We have a solid wood (probably fir) entry door at our home. When someone refinished the front of the door recently, the sander got away from him and every section of glass is badly scratched. I'd like to replace all of it. A local glass shop wants a lot of money to replace the glass and won't guarantee that the wood won't crack or break during the process. I thought to myself, what the heck am I paying these guys for then? Any tips?
It's no small accomplishment that your refinisher managed to scratch every single pane of glass. Anyone could get a little careless and buzz one pane. Even Norm Abram probably has an off day now and again. But all four panes? I hope you took his sander away from him before he found another project at your house.
Assuming the refinisher has disavowed all responsibility here, you're stuck with the repair. And you're right: why pay a shop for work they're not ready to guarantee?
In conventional wood window sashes, individual panes of glass are separated from each other by muntins. These slender pieces of wood are mortised into the sash frame. On the inside, the muntins get an attractive molding profile. On the outside face, they get a rabbet--an L-shaped recess to hold the glass.
Window glass is installed from the weather side of the window and held in place with glazing points and sealed with glazing compound.
It's hard to tell from the photographs how the muntins in the door were made. But if they follow the conventions of window sashes, one face of the muntins is rabbeted to hold the glass. Instead of glazing putty, it looks like the door maker capped the glass with narrow strips of molding.
A very close look should reveal which side of the muntin has the applied molding.
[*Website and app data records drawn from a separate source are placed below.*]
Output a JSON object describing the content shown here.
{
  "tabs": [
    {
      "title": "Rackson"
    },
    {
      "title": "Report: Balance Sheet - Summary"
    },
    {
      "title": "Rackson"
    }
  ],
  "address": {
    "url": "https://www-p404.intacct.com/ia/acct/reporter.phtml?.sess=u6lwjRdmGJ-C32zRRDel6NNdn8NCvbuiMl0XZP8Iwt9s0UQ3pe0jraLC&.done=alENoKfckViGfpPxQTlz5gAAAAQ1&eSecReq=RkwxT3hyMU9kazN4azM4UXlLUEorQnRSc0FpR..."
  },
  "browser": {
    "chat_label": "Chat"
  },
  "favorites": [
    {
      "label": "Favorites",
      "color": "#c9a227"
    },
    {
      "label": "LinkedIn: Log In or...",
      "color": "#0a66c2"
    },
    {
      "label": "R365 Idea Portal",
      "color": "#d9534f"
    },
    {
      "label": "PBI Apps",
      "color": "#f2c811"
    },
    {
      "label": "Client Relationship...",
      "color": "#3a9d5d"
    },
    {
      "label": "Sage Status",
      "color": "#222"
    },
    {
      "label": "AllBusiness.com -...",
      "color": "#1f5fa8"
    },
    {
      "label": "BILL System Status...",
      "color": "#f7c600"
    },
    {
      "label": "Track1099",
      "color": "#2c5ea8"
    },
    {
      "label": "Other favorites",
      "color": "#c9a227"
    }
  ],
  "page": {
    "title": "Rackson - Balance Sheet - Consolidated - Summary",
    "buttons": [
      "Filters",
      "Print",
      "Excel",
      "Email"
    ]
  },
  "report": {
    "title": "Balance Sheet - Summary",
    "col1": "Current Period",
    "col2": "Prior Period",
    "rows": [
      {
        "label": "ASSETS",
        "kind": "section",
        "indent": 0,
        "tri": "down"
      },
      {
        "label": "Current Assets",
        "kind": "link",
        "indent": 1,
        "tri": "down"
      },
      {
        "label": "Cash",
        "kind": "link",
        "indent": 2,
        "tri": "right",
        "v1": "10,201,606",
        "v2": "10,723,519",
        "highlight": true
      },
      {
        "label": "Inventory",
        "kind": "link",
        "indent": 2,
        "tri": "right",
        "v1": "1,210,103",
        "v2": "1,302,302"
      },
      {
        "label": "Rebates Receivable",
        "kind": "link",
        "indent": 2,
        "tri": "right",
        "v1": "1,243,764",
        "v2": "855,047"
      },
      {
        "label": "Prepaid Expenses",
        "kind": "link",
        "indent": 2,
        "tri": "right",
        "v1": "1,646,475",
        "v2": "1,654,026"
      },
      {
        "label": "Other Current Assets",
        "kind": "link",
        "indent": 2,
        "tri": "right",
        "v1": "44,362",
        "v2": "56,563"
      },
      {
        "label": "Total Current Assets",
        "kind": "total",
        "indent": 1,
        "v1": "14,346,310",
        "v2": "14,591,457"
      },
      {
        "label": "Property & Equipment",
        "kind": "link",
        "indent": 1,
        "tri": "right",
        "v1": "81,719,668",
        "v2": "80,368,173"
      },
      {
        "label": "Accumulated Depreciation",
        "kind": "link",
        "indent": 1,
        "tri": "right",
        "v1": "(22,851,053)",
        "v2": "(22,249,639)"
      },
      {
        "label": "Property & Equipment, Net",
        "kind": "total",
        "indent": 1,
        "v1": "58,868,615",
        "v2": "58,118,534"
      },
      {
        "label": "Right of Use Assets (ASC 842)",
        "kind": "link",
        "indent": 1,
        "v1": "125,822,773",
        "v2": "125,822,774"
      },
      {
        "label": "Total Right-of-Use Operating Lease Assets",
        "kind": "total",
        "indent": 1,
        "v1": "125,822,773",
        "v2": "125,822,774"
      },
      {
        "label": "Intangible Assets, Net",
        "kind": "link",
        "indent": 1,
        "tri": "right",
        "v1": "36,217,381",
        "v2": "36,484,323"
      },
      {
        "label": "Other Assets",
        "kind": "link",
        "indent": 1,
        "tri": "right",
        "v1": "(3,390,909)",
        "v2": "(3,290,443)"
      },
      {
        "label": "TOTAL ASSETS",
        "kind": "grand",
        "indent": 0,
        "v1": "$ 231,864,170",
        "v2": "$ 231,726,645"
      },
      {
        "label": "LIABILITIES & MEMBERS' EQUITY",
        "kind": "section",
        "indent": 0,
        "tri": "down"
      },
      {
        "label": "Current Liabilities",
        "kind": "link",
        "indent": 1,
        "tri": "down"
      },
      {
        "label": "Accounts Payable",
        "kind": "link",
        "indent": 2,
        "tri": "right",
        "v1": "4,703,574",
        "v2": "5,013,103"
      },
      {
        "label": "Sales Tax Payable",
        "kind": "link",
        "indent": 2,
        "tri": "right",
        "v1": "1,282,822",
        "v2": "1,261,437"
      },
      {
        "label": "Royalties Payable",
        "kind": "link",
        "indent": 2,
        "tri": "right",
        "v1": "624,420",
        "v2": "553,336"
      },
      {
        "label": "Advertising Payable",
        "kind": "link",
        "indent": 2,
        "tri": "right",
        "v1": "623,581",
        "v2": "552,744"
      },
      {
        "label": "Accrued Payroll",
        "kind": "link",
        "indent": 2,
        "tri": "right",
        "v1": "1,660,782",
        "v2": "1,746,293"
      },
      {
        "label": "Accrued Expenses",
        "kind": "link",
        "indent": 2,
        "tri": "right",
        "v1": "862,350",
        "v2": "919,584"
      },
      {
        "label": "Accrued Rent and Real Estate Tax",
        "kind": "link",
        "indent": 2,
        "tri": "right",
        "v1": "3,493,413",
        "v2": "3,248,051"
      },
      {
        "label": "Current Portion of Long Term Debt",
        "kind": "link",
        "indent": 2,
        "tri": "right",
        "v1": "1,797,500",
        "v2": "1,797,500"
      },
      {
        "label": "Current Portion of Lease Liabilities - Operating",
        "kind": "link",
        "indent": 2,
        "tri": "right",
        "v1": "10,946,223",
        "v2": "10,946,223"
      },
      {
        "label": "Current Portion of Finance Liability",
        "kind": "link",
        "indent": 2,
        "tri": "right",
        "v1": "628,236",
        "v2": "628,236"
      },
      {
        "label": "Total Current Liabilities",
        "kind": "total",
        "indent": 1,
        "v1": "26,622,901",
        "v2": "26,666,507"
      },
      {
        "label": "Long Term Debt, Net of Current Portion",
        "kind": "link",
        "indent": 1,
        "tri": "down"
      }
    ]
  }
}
This is what you need to pry off to free the glass.
You might gouge or break the molding getting it out but that's not the end of the world. You can make or buy new pieces of molding when it's time to reassemble the window.
It also doesn't matter much if you break the window glass getting it out. The important thing is to protect your eyes and hands during the process. Wear gloves and use safety glasses (goggles would be even better) to protect your eyes.
With the recesses cleaned out, make a cardboard template of each opening and take those to your local glass shop. Leave a little wiggle room in case the glass isn't cut perfectly. That also gives the wood parts of the door a little room to move around seasonally. A gap of 1/16 in. or so between the edge of the template and the wood should be plenty.
Glazing putty is another option to seal the new glass in place. It would be simpler than cutting and applying the curved sections of molding, and you could paint it the same color as the door. This is a less attractive option, of course, if the glass happens to be inserted from the inside.
Unless the door is completely protected from the elements, getting a reliable weather seal around the glass is important to guard against leaks and, eventually, rot. Glazing putty takes care of that. If you go with wood molding, you might want to add a bead of silicone caulk first.
An accomplished woodworker and carpenter, Scott Gibson is the former editor of Fine Woodworking magazine, and a former editor at Today's Homeowner and Fine Homebuilding magazines. He also is former managing editor of the Kennebec Journal, a daily newspaper in Maine.